Kristoff could barely believe his ears. There was a day when he would have taken his throwing axe and cracked a man’s skull open for such arrogance. But that day was long past. The church had won out. It had already happened in other villages. Soon, he would have to water down his worship, so that it was not threatening to the Church and practice his rituals in secret. He watched as Father Gregor handed strings of small, shriveled apples to the children of the converts for decorating the evergreen. The other children were not allowed to touch the tree. Some of them cried.
Kristoff looked at the shriveled apples and wondered if this somehow related to the story of Adam and Eve. It didn’t make sense that the fruit of sin in the Christian Bible was replacing the magic mushroom. Then it occurred to him that perhaps these apples were a message to him. The goddess Iduna’s shining apples, which kept the gods in Asgard forever young, were now reduced to this. The twilight of the gods was now upon them. Perhaps Loki’s last trick was to create this Church. The gods had been conquered and killed.

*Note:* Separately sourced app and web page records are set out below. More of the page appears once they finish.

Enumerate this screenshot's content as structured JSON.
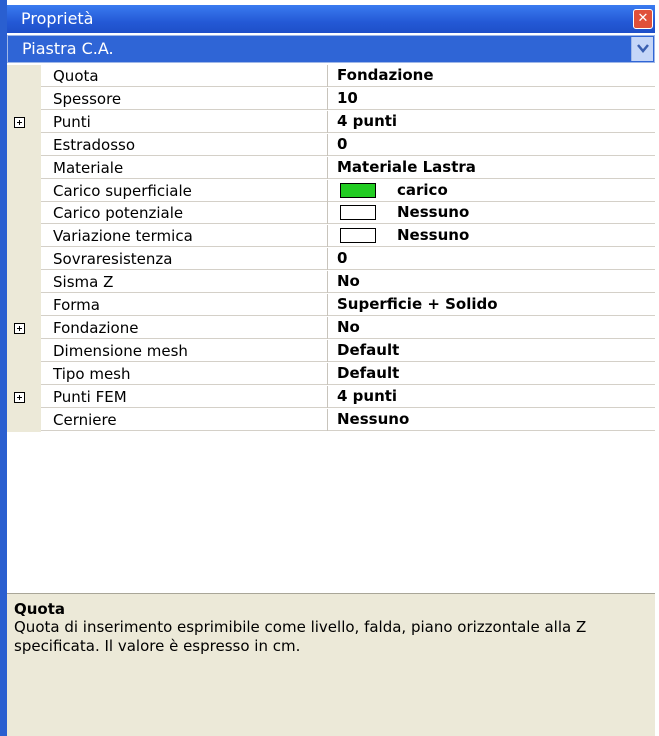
{
  "window": {
    "title": "Proprietà",
    "close_icon": "close-icon"
  },
  "selector": {
    "value": "Piastra C.A.",
    "dropdown_icon": "chevron-down-icon"
  },
  "properties": [
    {
      "name": "Quota",
      "value": "Fondazione",
      "expandable": false
    },
    {
      "name": "Spessore",
      "value": "10",
      "expandable": false
    },
    {
      "name": "Punti",
      "value": "4 punti",
      "expandable": true
    },
    {
      "name": "Estradosso",
      "value": "0",
      "expandable": false
    },
    {
      "name": "Materiale",
      "value": "Materiale Lastra",
      "expandable": false
    },
    {
      "name": "Carico superficiale",
      "value": "carico",
      "swatch": "#22cc22",
      "expandable": false
    },
    {
      "name": "Carico potenziale",
      "value": "Nessuno",
      "swatch": "#ffffff",
      "expandable": false
    },
    {
      "name": "Variazione termica",
      "value": "Nessuno",
      "swatch": "#ffffff",
      "expandable": false
    },
    {
      "name": "Sovraresistenza",
      "value": "0",
      "expandable": false
    },
    {
      "name": "Sisma Z",
      "value": "No",
      "expandable": false
    },
    {
      "name": "Forma",
      "value": "Superficie + Solido",
      "expandable": false
    },
    {
      "name": "Fondazione",
      "value": "No",
      "expandable": true
    },
    {
      "name": "Dimensione mesh",
      "value": "Default",
      "expandable": false
    },
    {
      "name": "Tipo mesh",
      "value": "Default",
      "expandable": false
    },
    {
      "name": "Punti FEM",
      "value": "4 punti",
      "expandable": true
    },
    {
      "name": "Cerniere",
      "value": "Nessuno",
      "expandable": false
    }
  ],
  "description": {
    "title": "Quota",
    "text": "Quota di inserimento esprimibile come livello, falda, piano orizzontale alla Z specificata. Il valore è espresso in cm."
  }
}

He left the church somberly, as if leaving a funeral. He boarded his sleigh and headed back. He would still make his toys for the children, he thought, but now he really was just a jovial old man in a silly red suit. He looked towards the moon and understood his own insignificance as he observed the silhouette of the reindeer. One of them had begun to dance. He smiled to himself then yelled out loud:
“Ho, ho, ho!”
Story by Steve Terranova